Sometimes I head off on a tangent tapping into quotes from painters, writers, poets, coaches and others. Today let’s get back to a quote from a photographer. Former Magnum Photographer Wayne Miller documented war, black families and was a Life Magazine photographer among his other photographic endeavors.

A Time Magazine memorial article when 94 year old Miller passed away in 2013 started this way, “To photograph mankind and explain man to man — that was how legendary photographer Wayne Miller described his decades-long drive to document the myriad subjects gracing his work.”

Here’s the Photo Art Quote from Wayne that caught my attention.

photographer wayne miller quote

“I think good dreaming is what leads to good photographs.”    Wayne Miller

Simple ten word thoughts like these lead me to do some searching to find a way to make my images stronger and a bit different from those that have created before me. I proudly say that i stand on the shoulders of those photographers that have come before me. Without them photography would not be what it is today. When you take strong ideas and then build upon them you come up with stronger images.

What is dreaming? According to Wikipedia, “Dreams are successions of images, ideas, emotions, and sensations that occur usually involuntarily in the mind during certain stages of sleep.” An idea to capitalize on your dreams is to work to retain them after the fact is to have a notebook and pen or recorder next to your bed. If you don’t jot down the ideas that come to you in dreams within a few moments of wakening they go out and become part of the ether again.

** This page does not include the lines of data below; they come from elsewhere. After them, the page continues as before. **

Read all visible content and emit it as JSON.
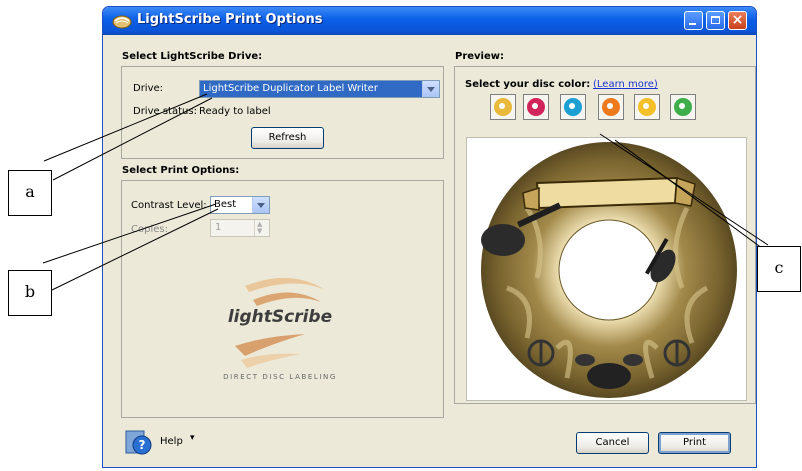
{
  "window": {
    "title": "LightScribe Print Options"
  },
  "drive_section": {
    "heading": "Select LightScribe Drive:",
    "drive_label": "Drive:",
    "drive_value": "LightScribe Duplicator Label Writer",
    "status_label": "Drive status:",
    "status_value": "Ready to label",
    "refresh_label": "Refresh"
  },
  "print_section": {
    "heading": "Select Print Options:",
    "contrast_label": "Contrast Level:",
    "contrast_value": "Best",
    "copies_label": "Copies:",
    "copies_value": "1"
  },
  "logo": {
    "name": "lightScribe",
    "tagline": "DIRECT DISC LABELING"
  },
  "preview": {
    "heading": "Preview:",
    "disc_color_label": "Select your disc color:",
    "learn_more": "(Learn more)",
    "disc_colors": [
      "#e8b93a",
      "#d2245a",
      "#1e9ed2",
      "#ee7a1e",
      "#f4c02a",
      "#3eae4a"
    ]
  },
  "footer": {
    "help_label": "Help",
    "cancel_label": "Cancel",
    "print_label": "Print"
  },
  "callouts": {
    "a": "a",
    "b": "b",
    "c": "c"
  }
}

To my mind photographic dreaming is a culmination of all the information you place in front of your eyes. Movies, books, photographs, impressions from your travels and added to that your imagination mixing all of these elements together. This can also be done while you are awake to have more control. Give yourself permission to day-dream. I know it was probably knocked out of you at an early age with parents and teachers telling you to, “Stop woolgathering!” “Pay attention!” “Day-dreaming is a waste of time…” Now you don’t want to do it all the time, but you do want to let your mind wander and play. Playing is one of the best ways to learn and develop new ideas and concepts.

What do you dream about? Have you found ways to incorporate your dreams into your photography?

Yours in Creative Dreaming,         Bob